LF: We are in a moment of great confusion and of great suffering. Because we don’t have a left that knows what it is to be on the left. Being on the left does not mean stating it, pure and simple. One has to be consistent with the statement of principle that one has made and act accordingly. Today, we are in the midst of a postmodern left. Postmodernism, which is a strategy of capitalism, has overwhelmed us for years.
Capitalism has mounted a perfect campaign for years to destroy Marxist principles, or at least discredit and delegitimise them. In order to prevent a materialist analysis of the conditions of society and promote a postmodern ideology that centres individualism… that liquid society that Zygmunt Bauman talked about.
The left, which has been defeated so many times since the fall of the Soviet Union, is divided, fragmented and looking for ways to subsist, some of them grotesque. So, the left has been acquiring all these strange postmodern theoretical constructs on gender, prostitution, pornography, and surrogacy. That left has to be rebuilt.
And I’ll tell you something that is very sad. It is a lot harder to sustain this struggle today, with all these supposed liberal democracies than when we had the dictatorship. Because back then the enemy was crystal clear. And it was ruthless, persecuting everyone. Therefore, liberal, democrats, demo-Christians, socialists, social-liberals, we were all united in that struggle against it. It wasn’t just the communists. Whereas today, all those social-democrats and liberals and socialists have received a lot of benefits from democracy. Many are quite installed in spheres and institutions of power.
Therefore, a true opposition that is left-wing, feminist and socialist is small, is difficult, it is not nearly as influential as it would aspire to be, oftentimes we have nobody but each other and sometimes we are persecuted just like we used to be back in the day.
RRS: Finally, what you would like to say to our audience, particularly women interested in feminist writing and campaigning, based on your experiences.
LF: I would like to tell them that we ought to follow a collective strategy against this offensive posed by postmodernism. The issue of gender identity is one among others. It also represents the advancement of prostitution as the most lucrative business in the world, which is wreaking havoc in Spain, and in many other countries. From Latin America and the Caribbean, girls and young women (including minors), are brought to be exploited and abused in brothels. The rental of women for reproductive purposed (surrogacy) is also big business. Pornography and porn culture, the debasement of feminism from within…

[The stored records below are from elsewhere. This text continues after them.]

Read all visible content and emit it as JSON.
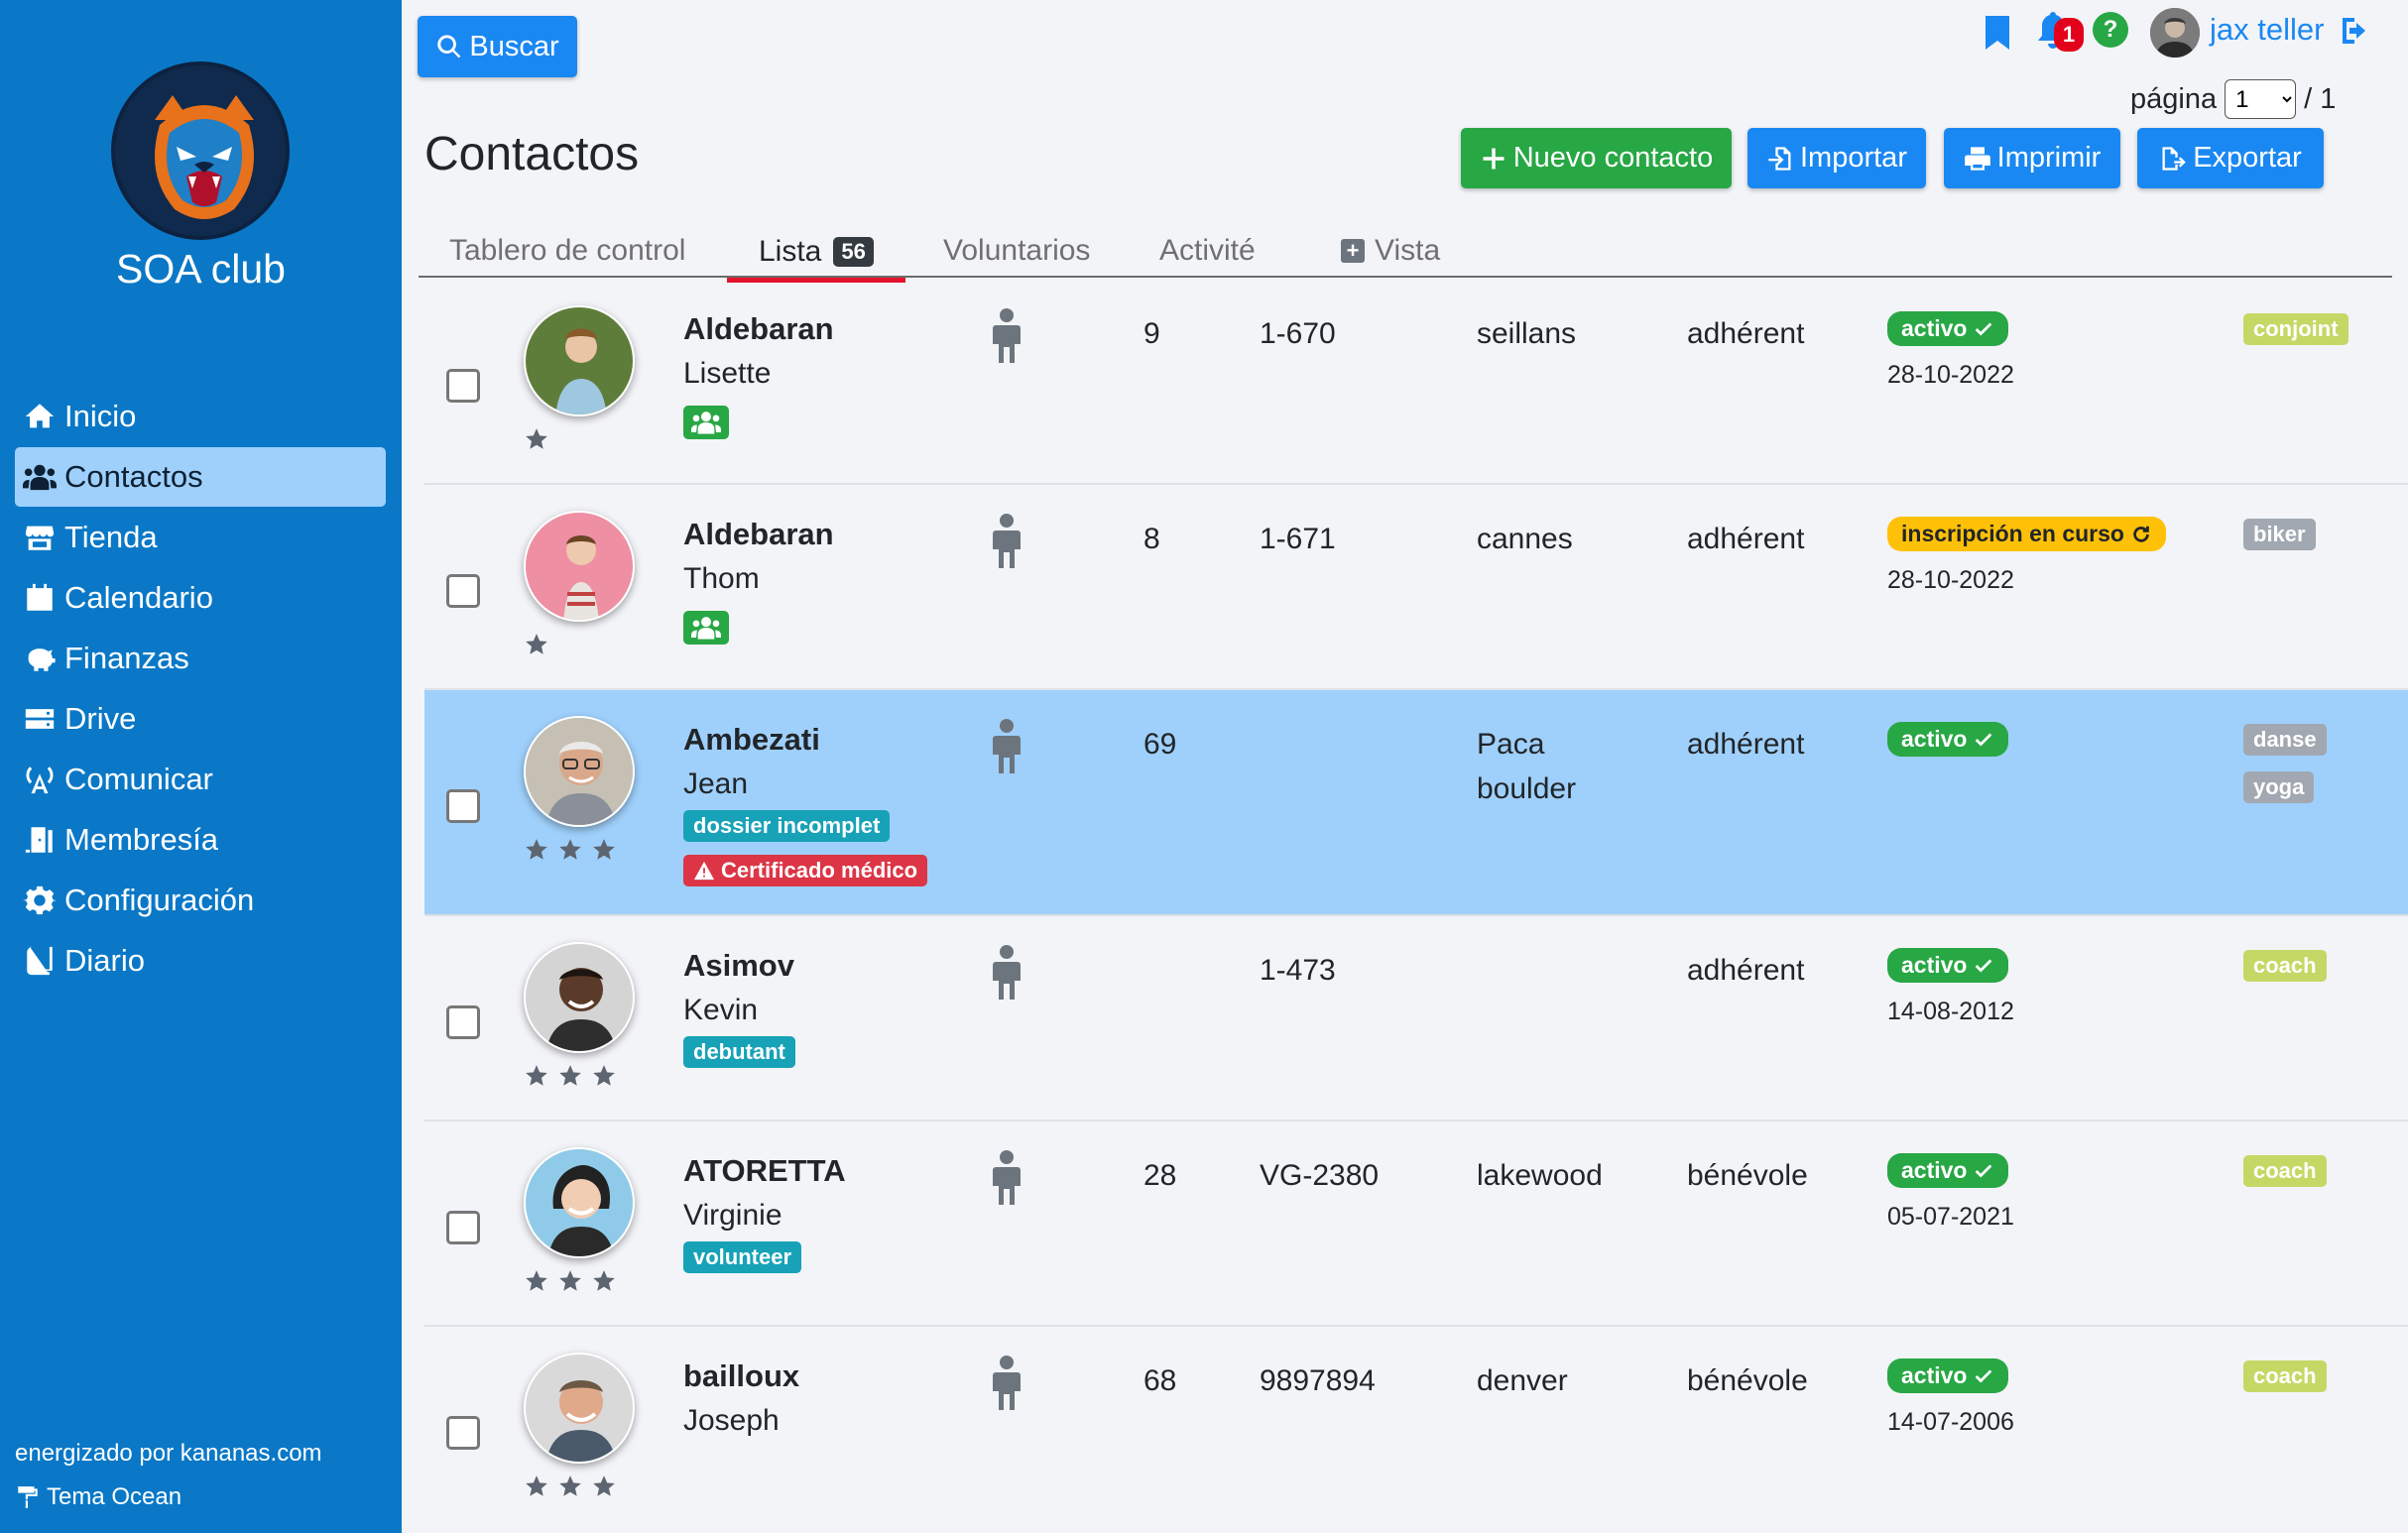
{
  "sidebar": {
    "club_name": "SOA club",
    "nav": [
      {
        "label": "Inicio",
        "icon": "home-icon"
      },
      {
        "label": "Contactos",
        "icon": "users-icon"
      },
      {
        "label": "Tienda",
        "icon": "store-icon"
      },
      {
        "label": "Calendario",
        "icon": "calendar-icon"
      },
      {
        "label": "Finanzas",
        "icon": "piggy-bank-icon"
      },
      {
        "label": "Drive",
        "icon": "drive-icon"
      },
      {
        "label": "Comunicar",
        "icon": "broadcast-icon"
      },
      {
        "label": "Membresía",
        "icon": "door-icon"
      },
      {
        "label": "Configuración",
        "icon": "gear-icon"
      },
      {
        "label": "Diario",
        "icon": "book-icon"
      }
    ],
    "powered_by": "energizado por kananas.com",
    "theme": "Tema Ocean"
  },
  "header": {
    "search_label": "Buscar",
    "notification_count": "1",
    "help_label": "?",
    "user_name": "jax teller",
    "page_label": "página",
    "page_value": "1",
    "page_total": "/ 1"
  },
  "page": {
    "title": "Contactos",
    "actions": {
      "new_contact": "Nuevo contacto",
      "import": "Importar",
      "print": "Imprimir",
      "export": "Exportar"
    }
  },
  "tabs": [
    {
      "label": "Tablero de control"
    },
    {
      "label": "Lista",
      "count": "56"
    },
    {
      "label": "Voluntarios"
    },
    {
      "label": "Activité"
    },
    {
      "label": "Vista"
    }
  ],
  "contacts": [
    {
      "last": "Aldebaran",
      "first": "Lisette",
      "age": "9",
      "code": "1-670",
      "city": "seillans",
      "city2": "",
      "role": "adhérent",
      "status": "activo",
      "date": "28-10-2022",
      "labels": [
        "conjoint"
      ],
      "stars": 1
    },
    {
      "last": "Aldebaran",
      "first": "Thom",
      "age": "8",
      "code": "1-671",
      "city": "cannes",
      "city2": "",
      "role": "adhérent",
      "status": "inscripción en curso",
      "date": "28-10-2022",
      "labels": [
        "biker"
      ],
      "stars": 1
    },
    {
      "last": "Ambezati",
      "first": "Jean",
      "age": "69",
      "code": "",
      "city": "Paca",
      "city2": "boulder",
      "role": "adhérent",
      "status": "activo",
      "date": "",
      "labels": [
        "danse",
        "yoga"
      ],
      "tags": [
        "dossier incomplet",
        "Certificado médico"
      ],
      "stars": 3
    },
    {
      "last": "Asimov",
      "first": "Kevin",
      "age": "",
      "code": "1-473",
      "city": "",
      "city2": "",
      "role": "adhérent",
      "status": "activo",
      "date": "14-08-2012",
      "labels": [
        "coach"
      ],
      "tags": [
        "debutant"
      ],
      "stars": 3
    },
    {
      "last": "ATORETTA",
      "first": "Virginie",
      "age": "28",
      "code": "VG-2380",
      "city": "lakewood",
      "city2": "",
      "role": "bénévole",
      "status": "activo",
      "date": "05-07-2021",
      "labels": [
        "coach"
      ],
      "tags": [
        "volunteer"
      ],
      "stars": 3
    },
    {
      "last": "bailloux",
      "first": "Joseph",
      "age": "68",
      "code": "9897894",
      "city": "denver",
      "city2": "",
      "role": "bénévole",
      "status": "activo",
      "date": "14-07-2006",
      "labels": [
        "coach"
      ],
      "stars": 3
    }
  ],
  "colors": {
    "sidebar": "#0a78c7",
    "active_nav": "#9fd0fb",
    "primary": "#1a88f2",
    "success": "#28a745",
    "warning": "#ffc107",
    "danger": "#dc3545",
    "info": "#17a2b8",
    "label_olive": "#c5d865",
    "label_gray": "#a1a8b1",
    "tab_underline": "#e5122b"
  }
}
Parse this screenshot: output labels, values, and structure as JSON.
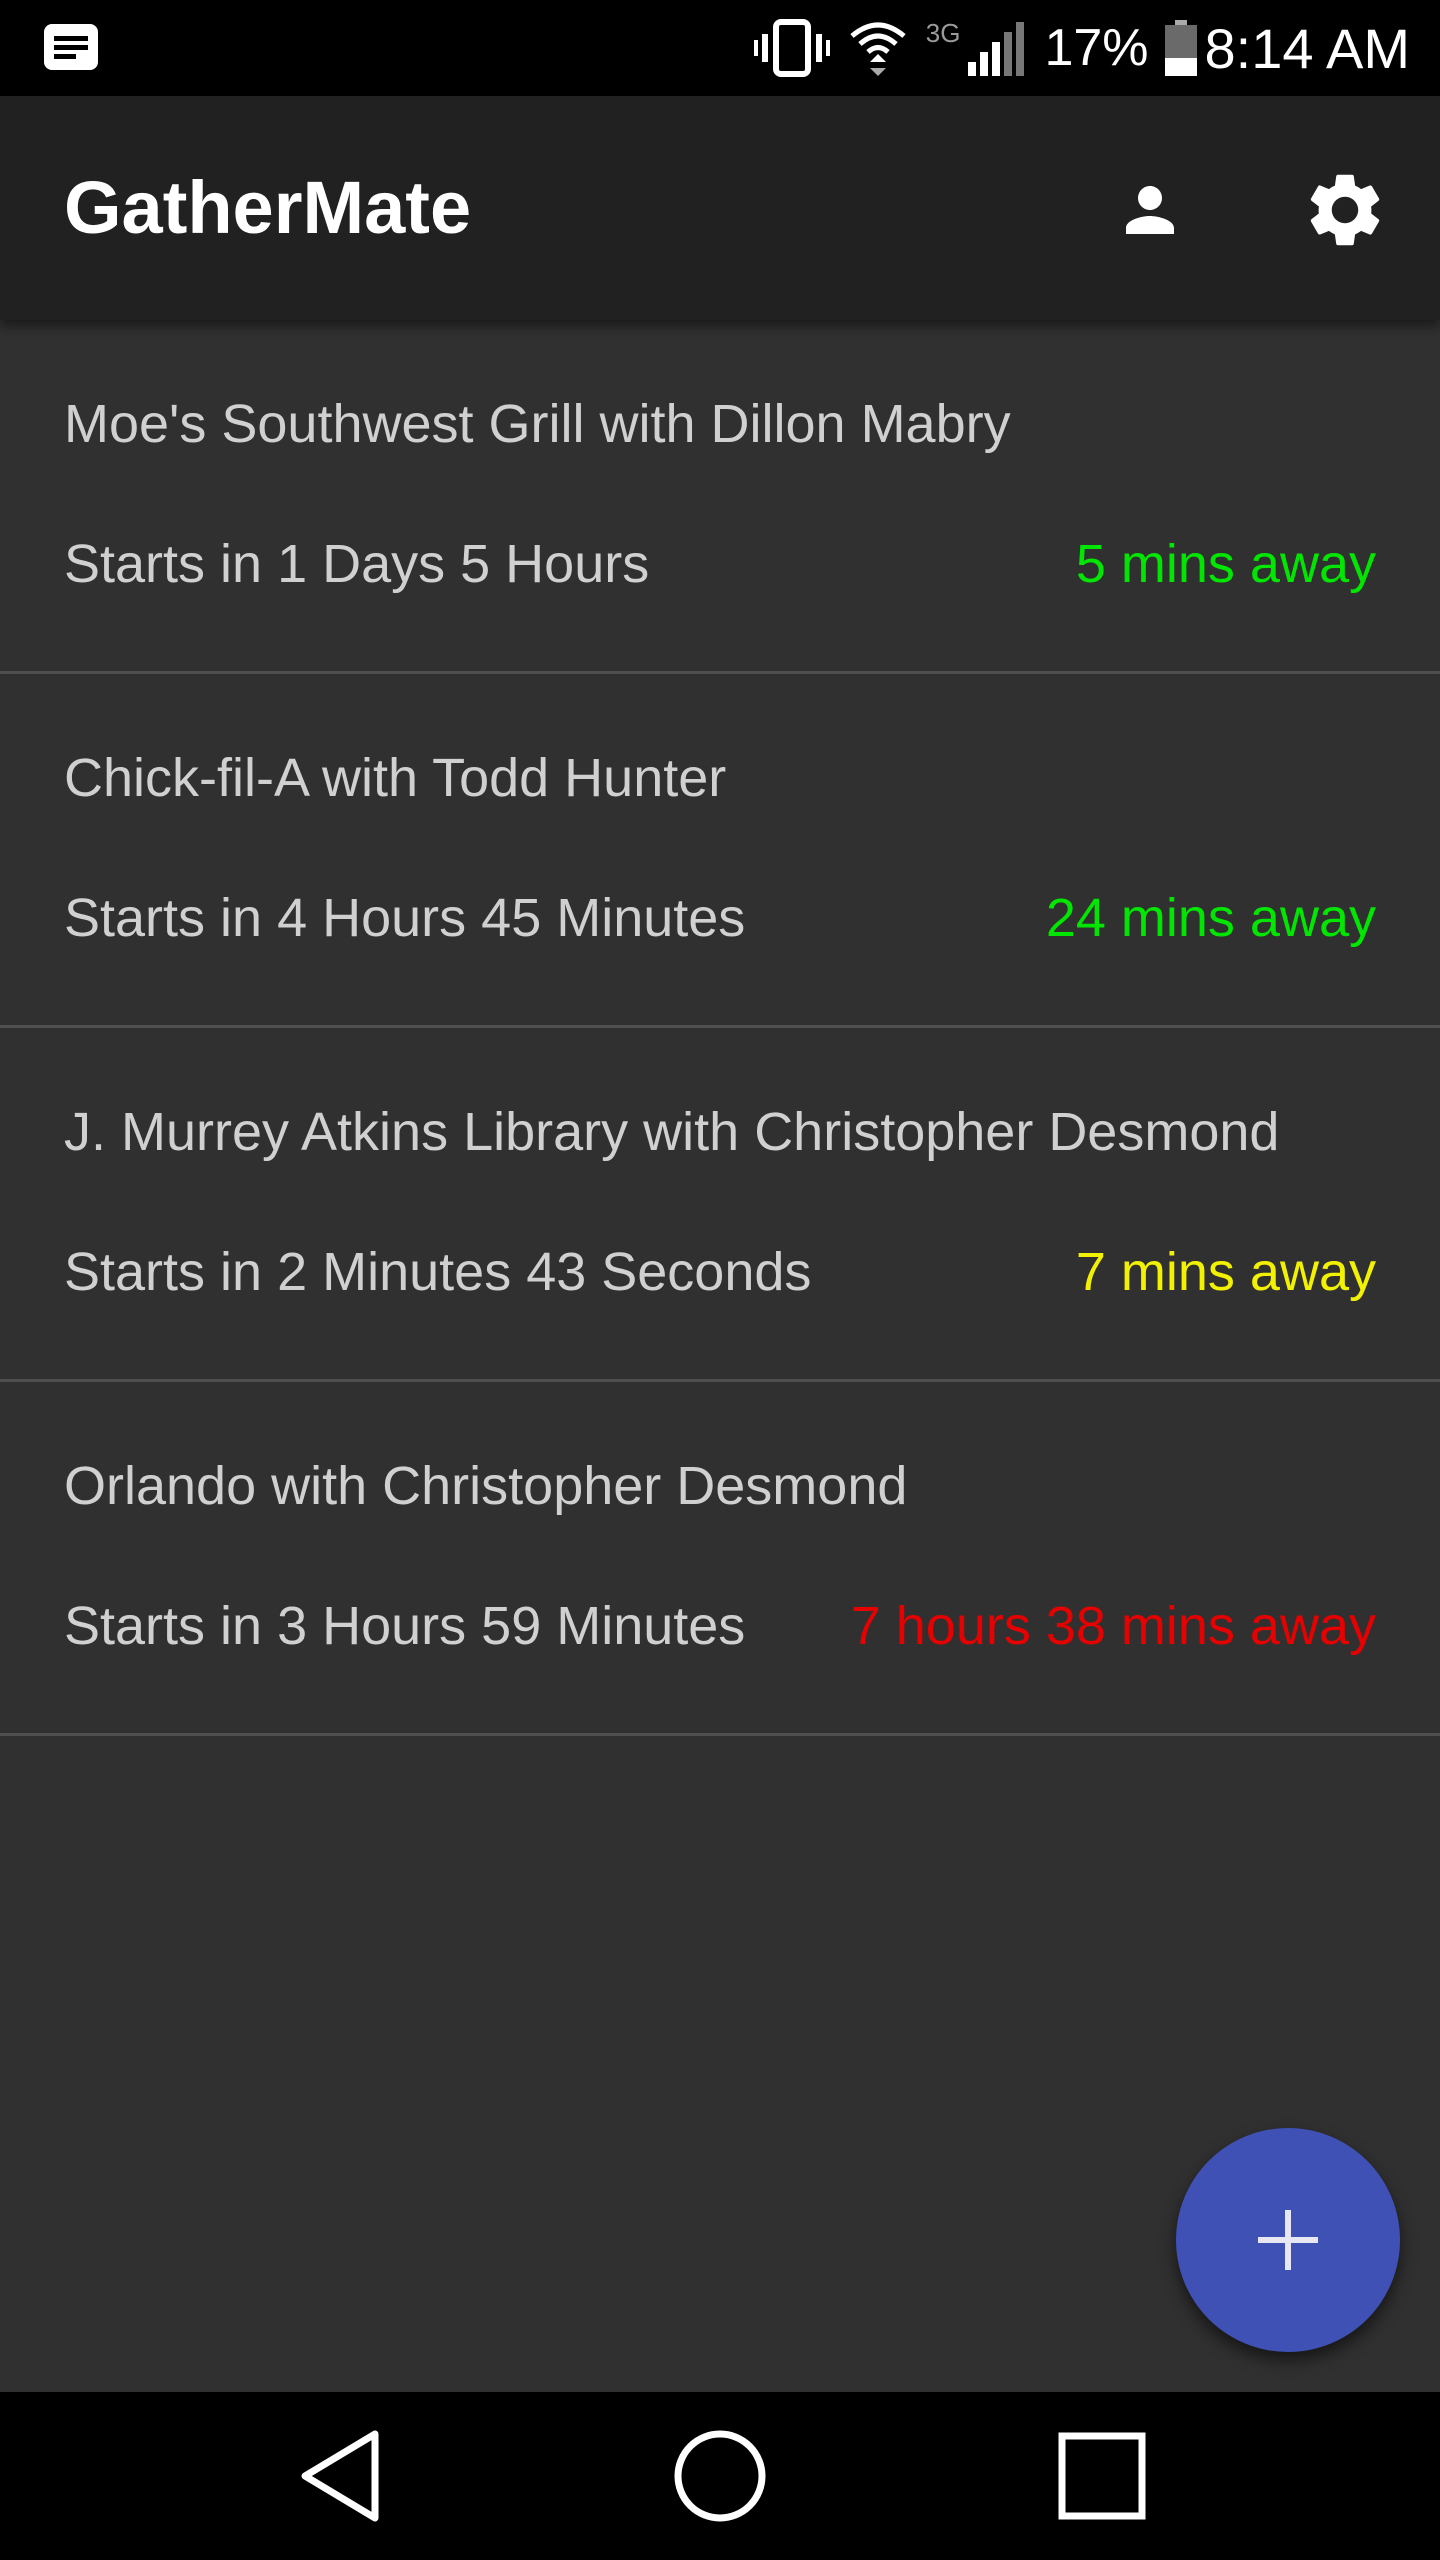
{
  "status_bar": {
    "battery_percent": "17%",
    "time": "8:14 AM",
    "network_label": "3G",
    "icons": [
      "notification-message-icon",
      "vibrate-icon",
      "wifi-icon",
      "network-3g-icon",
      "signal-icon",
      "battery-icon"
    ]
  },
  "app_bar": {
    "title": "GatherMate",
    "actions": [
      "profile-icon",
      "settings-gear-icon"
    ]
  },
  "meetings": [
    {
      "title": "Moe's Southwest Grill with Dillon Mabry",
      "starts": "Starts in 1 Days 5 Hours",
      "distance": "5 mins away",
      "distance_color": "#00e600"
    },
    {
      "title": "Chick-fil-A with Todd Hunter",
      "starts": "Starts in 4 Hours 45 Minutes",
      "distance": "24 mins away",
      "distance_color": "#00e600"
    },
    {
      "title": "J. Murrey Atkins Library with Christopher Desmond",
      "starts": "Starts in 2 Minutes 43 Seconds",
      "distance": "7 mins away",
      "distance_color": "#f2f200"
    },
    {
      "title": "Orlando with Christopher Desmond",
      "starts": "Starts in 3 Hours 59 Minutes",
      "distance": "7 hours 38 mins away",
      "distance_color": "#e60000"
    }
  ],
  "fab": {
    "icon": "plus-icon",
    "color": "#3f51b5"
  },
  "nav_bar": {
    "buttons": [
      "back-icon",
      "home-icon",
      "recents-icon"
    ]
  }
}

We must remember that we could lose. We could lose not only all these battles but also a lot of the gains we have already made as a result of 300 years of collective struggle. Therefore, comrades and sisters, whether you speak English or any other language, regardless of your country: we cannot give up. We cannot be naïve or assume that patriarchy will fall apart on its own accord, because it will not.
It appears to me that the forces against us are very powerful. We’ve got pharmaceutical lobbies, the human traffickers who profit from exploiting women, and most of all, their purpose is to defeat feminism. I would like to call on feminism to organise ourselves as a political force, as political parties because we have to make it to the institutions of power that govern us. We ought to gain greater influence in Congress, in governments, in local government. Otherwise, we will continue as marginal forces which are allowed to manifest every once in a while.
In Spain, we have spent 40 years out on the street with banners and handmade signs. That has gone on for far too long. It is high time that instead of those dynamics, we were able to actually participate in the crafting of legislation and the governing of our countries.
Raquel Rosario Sanchez
12 December 2020